[Data items]
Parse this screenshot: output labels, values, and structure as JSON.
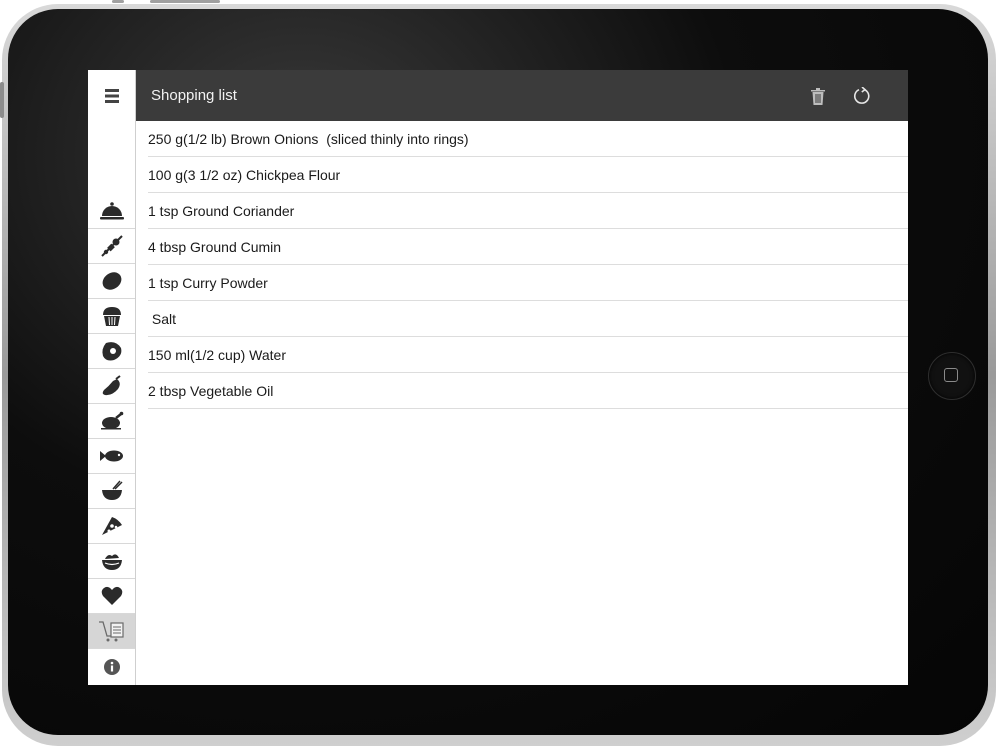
{
  "header": {
    "title": "Shopping list",
    "delete_icon": "trash-icon",
    "refresh_icon": "refresh-icon"
  },
  "sidebar": {
    "menu_icon": "hamburger-menu-icon",
    "categories": [
      {
        "icon": "cloche-icon"
      },
      {
        "icon": "kebab-skewer-icon"
      },
      {
        "icon": "potato-icon"
      },
      {
        "icon": "cupcake-icon"
      },
      {
        "icon": "steak-icon"
      },
      {
        "icon": "eggplant-icon"
      },
      {
        "icon": "roast-chicken-icon"
      },
      {
        "icon": "fish-icon"
      },
      {
        "icon": "noodle-bowl-icon"
      },
      {
        "icon": "pizza-slice-icon"
      },
      {
        "icon": "salad-bowl-icon"
      },
      {
        "icon": "heart-icon"
      },
      {
        "icon": "shopping-cart-list-icon",
        "selected": true
      },
      {
        "icon": "info-icon"
      }
    ]
  },
  "shopping_list": {
    "items": [
      "250 g(1/2 lb) Brown Onions  (sliced thinly into rings)",
      "100 g(3 1/2 oz) Chickpea Flour",
      "1 tsp Ground Coriander",
      "4 tbsp Ground Cumin",
      "1 tsp Curry Powder",
      " Salt",
      "150 ml(1/2 cup) Water",
      "2 tbsp Vegetable Oil"
    ]
  },
  "colors": {
    "header_bg": "#3b3b3b",
    "icon_fill": "#2b2b2b",
    "selected_bg": "#d6d6d6"
  }
}
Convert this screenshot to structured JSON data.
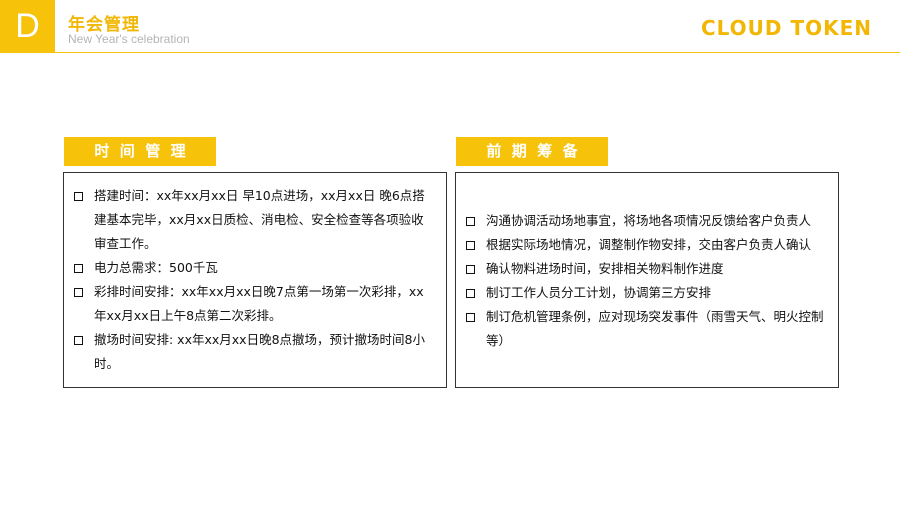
{
  "header": {
    "badge": "D",
    "title": "年会管理",
    "subtitle": "New Year's celebration",
    "brand": "CLOUD TOKEN"
  },
  "left": {
    "tag": "时  间  管  理",
    "items": [
      "搭建时间：xx年xx月xx日 早10点进场，xx月xx日 晚6点搭建基本完毕，xx月xx日质检、消电检、安全检查等各项验收审查工作。",
      "电力总需求：500千瓦",
      "彩排时间安排：xx年xx月xx日晚7点第一场第一次彩排，xx年xx月xx日上午8点第二次彩排。",
      "撤场时间安排: xx年xx月xx日晚8点撤场，预计撤场时间8小时。"
    ]
  },
  "right": {
    "tag": "前  期  筹  备",
    "items": [
      "沟通协调活动场地事宜，将场地各项情况反馈给客户负责人",
      "根据实际场地情况，调整制作物安排，交由客户负责人确认",
      "确认物料进场时间，安排相关物料制作进度",
      "制订工作人员分工计划，协调第三方安排",
      "制订危机管理条例，应对现场突发事件（雨雪天气、明火控制等）"
    ]
  },
  "colors": {
    "accent": "#f7c20a",
    "brand": "#f2b705"
  }
}
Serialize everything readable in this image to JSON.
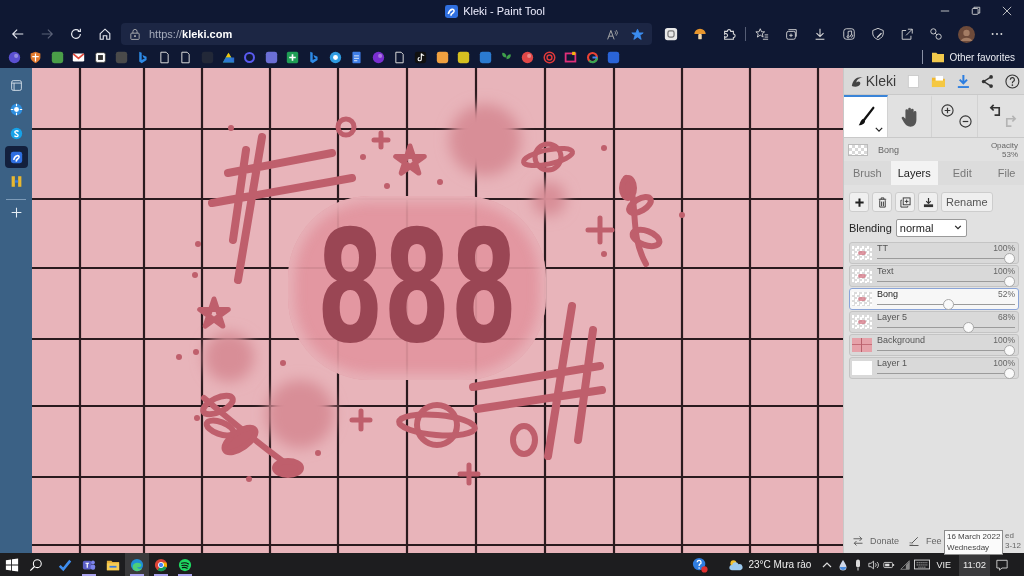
{
  "browser": {
    "title": "Kleki - Paint Tool",
    "navigation": [
      {
        "kind": "back",
        "disabled": false
      },
      {
        "kind": "forward",
        "disabled": true
      },
      {
        "kind": "reload",
        "disabled": false
      },
      {
        "kind": "home",
        "disabled": false
      }
    ],
    "url": "https://**kleki.com**",
    "favorited": true,
    "other_favorites": "Other favorites",
    "sidebar": [
      {
        "selected": false
      },
      {
        "selected": false
      },
      {
        "selected": false
      },
      {
        "selected": true
      },
      {
        "selected": false
      }
    ]
  },
  "kleki": {
    "logo": "Kleki",
    "tools": [
      {
        "kind": "brush",
        "selected": true
      },
      {
        "kind": "hand",
        "selected": false
      }
    ],
    "undo": {
      "disabled": false
    },
    "redo": {
      "disabled": true
    },
    "current_layer": {
      "name": "Bong",
      "opacity_label": "Opacity",
      "opacity": "53%"
    },
    "tabs": [
      {
        "label": "Brush",
        "selected": false
      },
      {
        "label": "Layers",
        "selected": true
      },
      {
        "label": "Edit",
        "selected": false
      },
      {
        "label": "File",
        "selected": false
      }
    ],
    "rename": "Rename",
    "blending": {
      "label": "Blending",
      "value": "normal"
    },
    "layers": [
      {
        "kind": "transparent",
        "name": "TT",
        "opacity": "100%",
        "level": 1,
        "selected": false
      },
      {
        "kind": "transparent",
        "name": "Text",
        "opacity": "100%",
        "level": 1,
        "selected": false
      },
      {
        "kind": "transparent",
        "name": "Bong",
        "opacity": "52%",
        "level": 0.52,
        "selected": true
      },
      {
        "kind": "transparent",
        "name": "Layer 5",
        "opacity": "68%",
        "level": 0.68,
        "selected": false
      },
      {
        "kind": "grid",
        "name": "Background",
        "opacity": "100%",
        "level": 1,
        "selected": false
      },
      {
        "kind": "blank",
        "name": "Layer 1",
        "opacity": "100%",
        "level": 1,
        "selected": false
      }
    ],
    "footer": {
      "donate": "Donate",
      "feedback": "Fee",
      "updated": [
        "ed",
        "3-12"
      ]
    }
  },
  "canvas": {
    "text": "888"
  },
  "tooltip": {
    "lines": [
      "16 March 2022",
      "Wednesday"
    ]
  },
  "taskbar": {
    "apps": [
      {
        "running": false,
        "selected": false
      },
      {
        "running": true,
        "selected": false
      },
      {
        "running": false,
        "selected": false
      },
      {
        "running": true,
        "selected": true
      },
      {
        "running": true,
        "selected": false
      },
      {
        "running": true,
        "selected": false
      }
    ],
    "weather": "23°C Mưa rào",
    "language": "VIE",
    "clock": {
      "time": "11:02",
      "hovered": true
    }
  }
}
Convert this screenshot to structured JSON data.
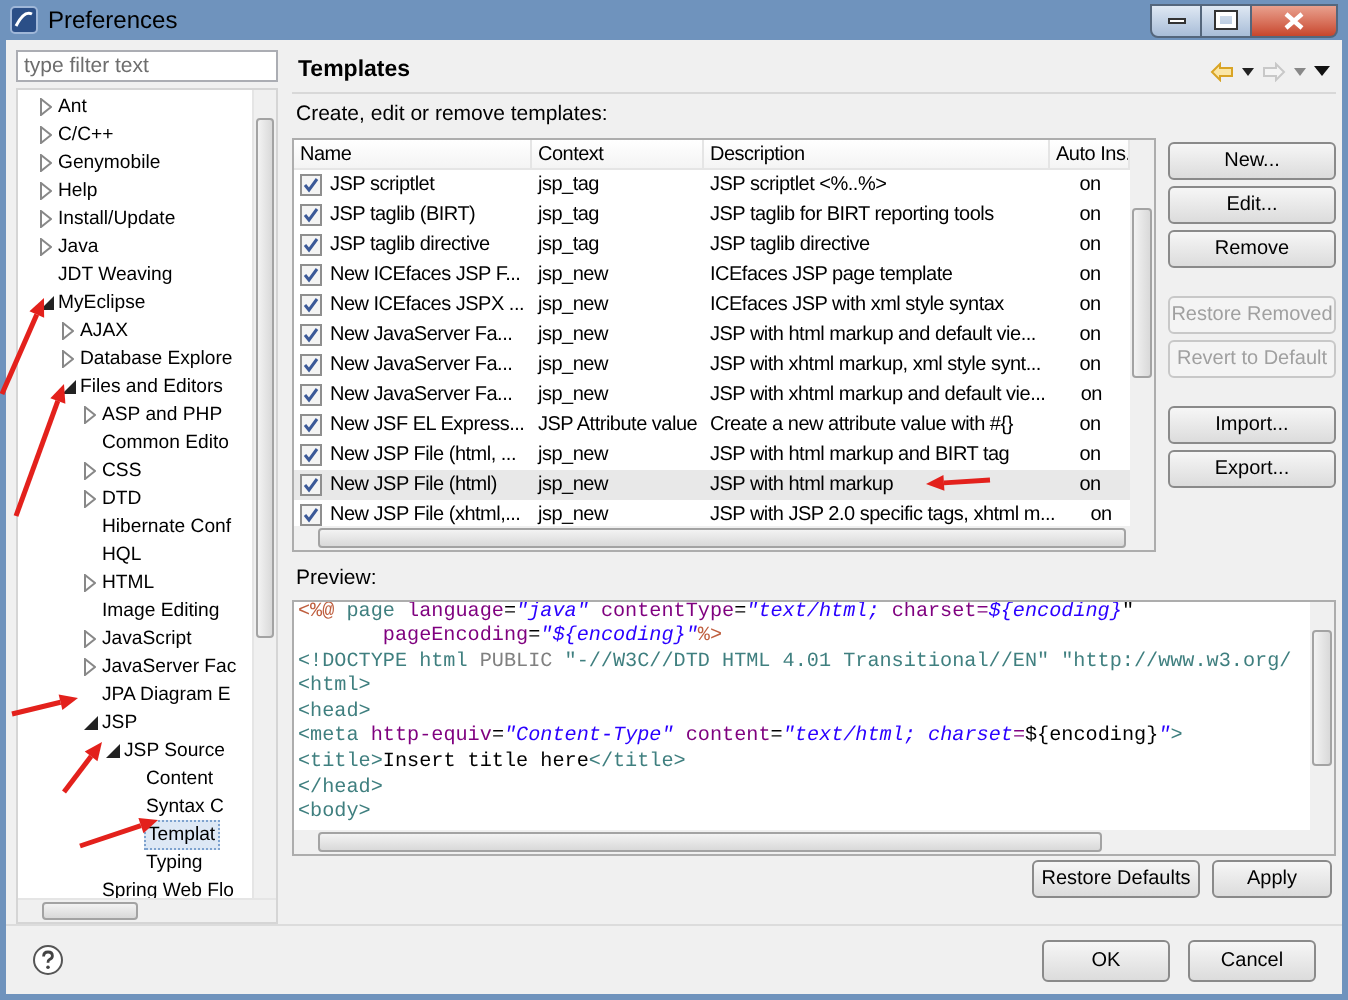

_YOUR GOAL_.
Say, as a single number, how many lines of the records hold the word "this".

_SOLUTION TO THE EXERCISE_.
4